American Woodworker
Contact Us | Help | Report a Bug
Sign in | Join
 

Knots La Follette TN

The best knots crop up on some of the least expensive, lowest grade boards available. Dealing with knots can add extra work to a project, but you don't need any special equipment.

Lafollette - Auth Hometown
(423) 562-7700
2221 Jacksboro Pike
Lafollette, TN
Store Hours
Hometown Dealers
Store Type
Hometown Dealers
Hours
Mon:9-18
Tue:9-18
Wed:9-18
Thu:9-18
Fri:9-18
Sat:9-18
Sun:13-18
Store Features
Mon:9-18
Tue:9-18
Wed:9-18
Thu:9-18
Fri:9-18
Sat:9-18
Sun:13-18

Smith Ace Hardware
(423) 562-7738
116 E Central Ave
La Follette, TN
 
Affordable Ace Hardware Inc
(865) 992-5867
2603 Maynardville Hwy
Maynardville, TN
 
Kmart 9758 / Cross Merch
(865) 457-1115
190 Clinch Av
Clinton, TN
Store Hours
Miscellaneous
Store Type
Miscellaneous
Hours
Monday To Friday Working Hours is :8-22 and for Sat:8-22
Sun:8-21
Store Features
Monday To Friday Working Hours is :8-22 and for Sat:8-22
Sun:8-21

Claxton True Value Hardware
(800) 642-7392
610 Edgemoor Rd
Powell, TN

Data Provided by:
Lowe's- La Fallette
423-563-6020
2444 Jacksboro Pike La Follette, TN, 37766
La Follette, TN
 
Lowe's
(423) 563-6020
2444 Jacksboro Pike
La Follette, TN
Hours
M-SA 7 am - 9 pm
SU 9 am - 8 pm

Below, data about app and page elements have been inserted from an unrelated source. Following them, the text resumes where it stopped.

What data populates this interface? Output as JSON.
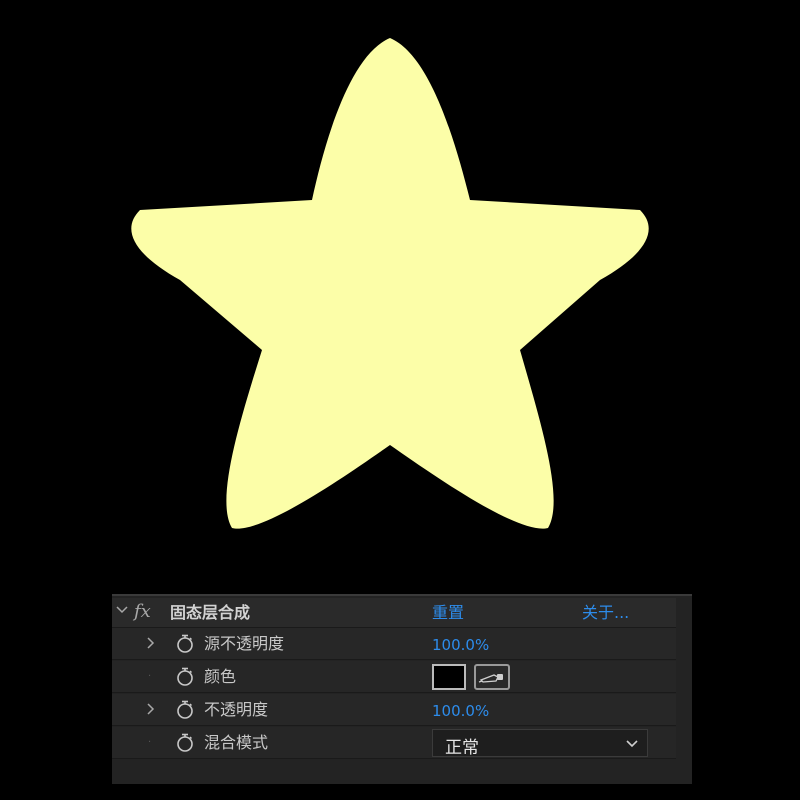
{
  "canvas": {
    "background": "#000000",
    "star_color": "#FCFEA8"
  },
  "effect": {
    "name": "固态层合成",
    "reset_label": "重置",
    "about_label": "关于...",
    "properties": [
      {
        "label": "源不透明度",
        "value": "100.0%"
      },
      {
        "label": "颜色",
        "value": "#000000"
      },
      {
        "label": "不透明度",
        "value": "100.0%"
      },
      {
        "label": "混合模式",
        "value": "正常"
      }
    ]
  },
  "colors": {
    "link_blue": "#2D8CEB",
    "panel_bg": "#232323"
  }
}
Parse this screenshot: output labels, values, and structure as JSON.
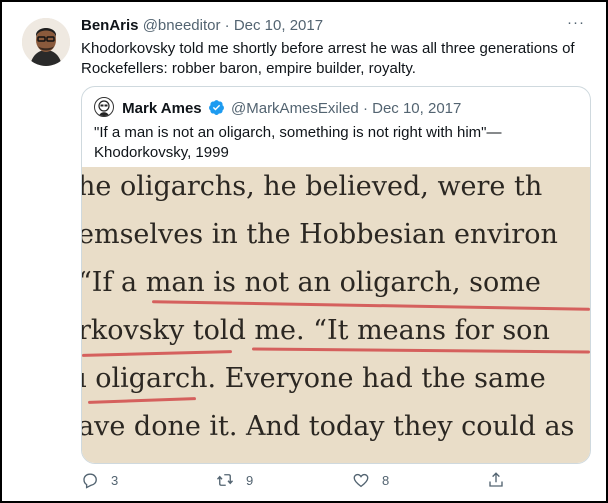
{
  "tweet": {
    "author_name": "BenAris",
    "author_handle": "@bneeditor",
    "separator": "·",
    "date": "Dec 10, 2017",
    "more_label": "···",
    "text": "Khodorkovsky told me shortly before arrest he was all three generations of Rockefellers: robber baron, empire builder, royalty."
  },
  "quoted": {
    "author_name": "Mark Ames",
    "author_handle": "@MarkAmesExiled",
    "separator": "·",
    "date": "Dec 10, 2017",
    "text": "\"If a man is not an oligarch, something is not right with him\"— Khodorkovsky, 1999",
    "image_lines": [
      "he oligarchs, he believed, were th",
      "emselves in the Hobbesian environ",
      " “If a man is not an oligarch, some",
      "rkovsky told me. “It means for son",
      "ı oligarch. Everyone had the same",
      "ave done it. And today they could as"
    ]
  },
  "actions": {
    "reply_count": "3",
    "retweet_count": "9",
    "like_count": "8"
  },
  "colors": {
    "text": "#0f1419",
    "secondary": "#536471",
    "border": "#cfd9de",
    "verified": "#1d9bf0",
    "underline": "#d14a4a"
  },
  "icons": [
    "more-icon",
    "verified-badge-icon",
    "reply-icon",
    "retweet-icon",
    "like-icon",
    "share-icon"
  ]
}
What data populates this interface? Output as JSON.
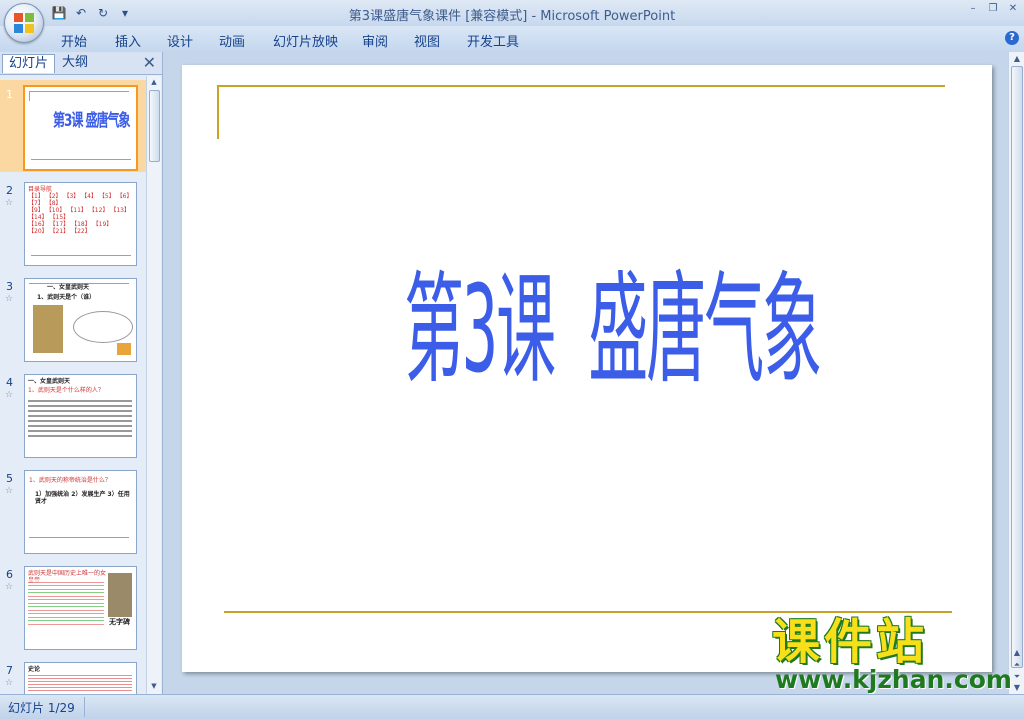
{
  "window": {
    "title": "第3课盛唐气象课件 [兼容模式] - Microsoft PowerPoint",
    "controls": [
      "–",
      "❐",
      "✕"
    ]
  },
  "quick_access": [
    {
      "name": "save-icon",
      "glyph": "💾"
    },
    {
      "name": "undo-icon",
      "glyph": "↶"
    },
    {
      "name": "redo-icon",
      "glyph": "↻"
    },
    {
      "name": "customize-icon",
      "glyph": "▾"
    }
  ],
  "ribbon": {
    "tabs": [
      "开始",
      "插入",
      "设计",
      "动画",
      "幻灯片放映",
      "审阅",
      "视图",
      "开发工具"
    ],
    "help": "?"
  },
  "left_pane": {
    "tabs": [
      "幻灯片",
      "大纲"
    ],
    "close": "✕",
    "slides": [
      {
        "num": "1",
        "star": "",
        "title": "第3课 盛唐气象"
      },
      {
        "num": "2",
        "star": "☆",
        "text": "目录导航\n【1】 【2】 【3】 【4】 【5】 【6】 【7】 【8】\n【9】 【10】 【11】 【12】 【13】 【14】 【15】\n【16】 【17】 【18】 【19】 【20】 【21】 【22】"
      },
      {
        "num": "3",
        "star": "☆",
        "heading": "一、女皇武则天",
        "sub": "1、武则天是个（谁）"
      },
      {
        "num": "4",
        "star": "☆",
        "heading": "一、女皇武则天",
        "sub": "1、武则天是个什么样的人？"
      },
      {
        "num": "5",
        "star": "☆",
        "heading": "1、武则天的称帝统治是什么？",
        "sub": "1）加强统治 2）发展生产 3）任用贤才"
      },
      {
        "num": "6",
        "star": "☆",
        "text": "武则天是中国历史上唯一的女皇帝",
        "side": "无字碑"
      },
      {
        "num": "7",
        "star": "☆",
        "text": "史论"
      }
    ]
  },
  "slide": {
    "title": "第3课  盛唐气象"
  },
  "watermark": {
    "title": "课件站",
    "url": "www.kjzhan.com"
  },
  "status_bar": {
    "slide_indicator": "幻灯片 1/29"
  },
  "colors": {
    "title_blue": "#3b5de8",
    "gold_line": "#c9a227",
    "selected_thumb": "#fbd8a1"
  }
}
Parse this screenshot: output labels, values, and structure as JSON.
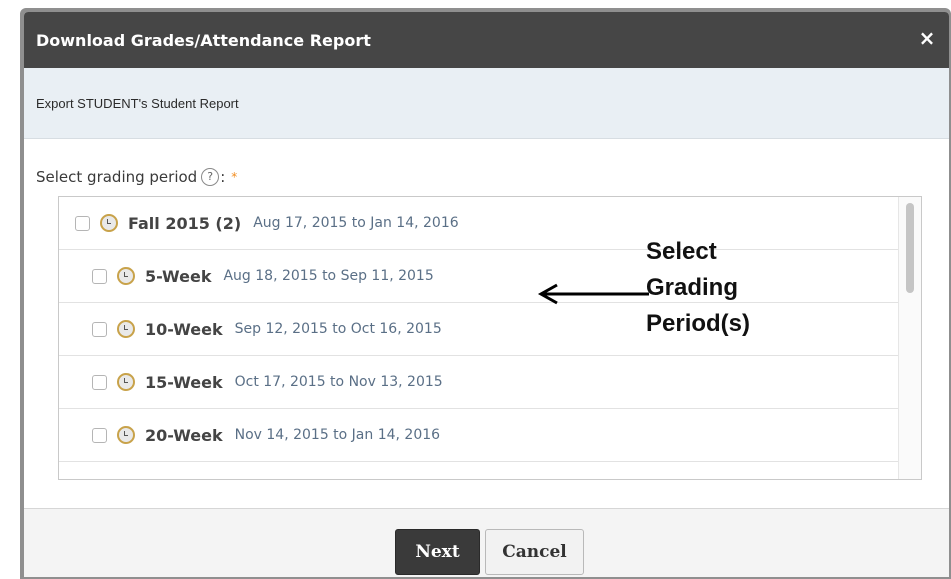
{
  "dialog": {
    "title": "Download Grades/Attendance Report",
    "close_label": "×",
    "subtitle": "Export STUDENT's Student Report",
    "field_label": "Select grading period",
    "help_label": "?",
    "field_suffix": ":",
    "required_marker": "*"
  },
  "periods": [
    {
      "name": "Fall 2015 (2)",
      "dates": "Aug 17, 2015 to Jan 14, 2016"
    },
    {
      "name": "5-Week",
      "dates": "Aug 18, 2015 to Sep 11, 2015"
    },
    {
      "name": "10-Week",
      "dates": "Sep 12, 2015 to Oct 16, 2015"
    },
    {
      "name": "15-Week",
      "dates": "Oct 17, 2015 to Nov 13, 2015"
    },
    {
      "name": "20-Week",
      "dates": "Nov 14, 2015 to Jan 14, 2016"
    }
  ],
  "annotation": {
    "line1": "Select",
    "line2": "Grading",
    "line3": "Period(s)"
  },
  "footer": {
    "next_label": "Next",
    "cancel_label": "Cancel"
  },
  "colors": {
    "titlebar": "#464646",
    "subheader": "#e9eff4",
    "dates_text": "#5a6f86",
    "required": "#f28c1e"
  }
}
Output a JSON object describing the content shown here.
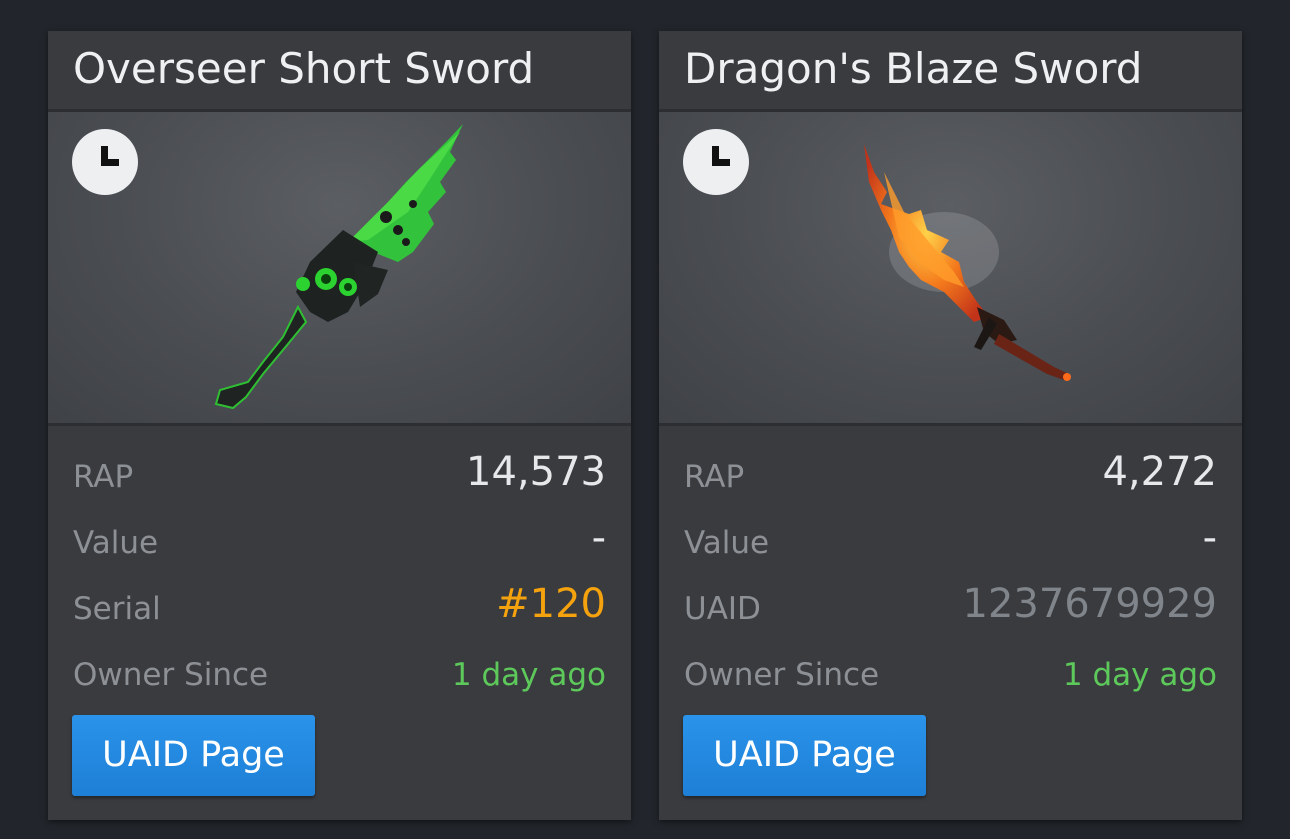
{
  "cards": [
    {
      "title": "Overseer Short Sword",
      "icon": "clock-icon",
      "stats": [
        {
          "label": "RAP",
          "value": "14,573"
        },
        {
          "label": "Value",
          "value": "-"
        },
        {
          "label": "Serial",
          "value": "#120"
        },
        {
          "label": "Owner Since",
          "value": "1 day ago"
        }
      ],
      "button_label": "UAID Page"
    },
    {
      "title": "Dragon's Blaze Sword",
      "icon": "clock-icon",
      "stats": [
        {
          "label": "RAP",
          "value": "4,272"
        },
        {
          "label": "Value",
          "value": "-"
        },
        {
          "label": "UAID",
          "value": "1237679929"
        },
        {
          "label": "Owner Since",
          "value": "1 day ago"
        }
      ],
      "button_label": "UAID Page"
    }
  ],
  "colors": {
    "page_background": "#22262c",
    "card_background": "#393b3f",
    "serial_accent": "#f4a20d",
    "owner_since_green": "#5ec95b",
    "button_blue": "#2a93ea"
  }
}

Ace - T.V. Hardware
(865) 457-1478
356 Market St
Clinton, TN
 
WT Products
211 Newcomb Loop Rd
Newcomb, TN

Data Provided by:
The Home Depot
(615)599-4578
224 S Royal Oaks Blvd
Franklin, TN
Hours
Mon-Sat: 6:00am-10:00pm
Sun: 8:00am-8:00pm

Data Provided by:

Knots

Knots

Knotty boards are beautiful, yet frustrating! Here's how to get the most out of them.

by Tom Caspar

Knots are usually considered defects in wood. They’re cut out of boards and thrown on a scrap heap. But take a closer look at a knot. In a hardwood, it’s surrounded by stunning grain. Why not make it the focal point of your next project?

The best knots crop up on some of the least expensive, lowest grade boards available. Dealing with knots can add extra work to a project, but you don’t need any special equipment. You just have to know what you’re up against. To begin, take a look at where the three basic types of knots come from in the photos at right.

An intergrown knot is the base of a living branch within a tree. It’s surrounded by a halo of circular growth rings. An intergrown knot is also called a “tight” knot because it’s tightly bound to the wood around it.


An encased knot is formed when a tree grows around a dead branch. It’s surrounded by a dark ring of bark, and its center is often decayed. An encased knot is also called a “loose” knot, because the bark prevents the knot from tightly binding to the wood around it. 


A spike knot is formed when a board is cut right through the length of a branch. A spike knot may be tight at its base (the intergrown portion) and loose at its end (the encased portion).


Use knots for drama. Here’s an opportunity to have fun with unusual patterns, as in this spalted-maple kitchen table. It has a comet-shaped pairing of a huge intergrown knot and a very long spike knot. Showing off the incredible swirling grain around a knot turns an inexpensive, lower grade board into a beautiful example of nature’s art. 


Resawing can be spectacular! A board with knots near an edge yields the most interesting mirror-image patterns, as shown in this piece of aromatic red cedar. Before you cut a board down its length on a bandsaw, hold the board on edge against a mirror. The outside of the board and its reflected image give you a pretty good idea of the book-matched pattern you’ll get after resawing.


Keep your distance from knots when you’re cutting them out. It’s tempting to get the last inch out of every clear piece, but often it’s not worth it. The wood fibers around a knot have a very steep slope. (Right next to the knot, they run almost vertically, the same direction as the branch grew on the tree.) Wood fibers with a steep slope are called “short grain.” Short grain weakens the end of a board, making it unsuitable for rails and legs. Short grain may also cause the end to chip out when you joint or plane the board. 


Pound out an encased knot before ripping a board on the tablesaw.

Click here to read the rest of the article from American Woodworker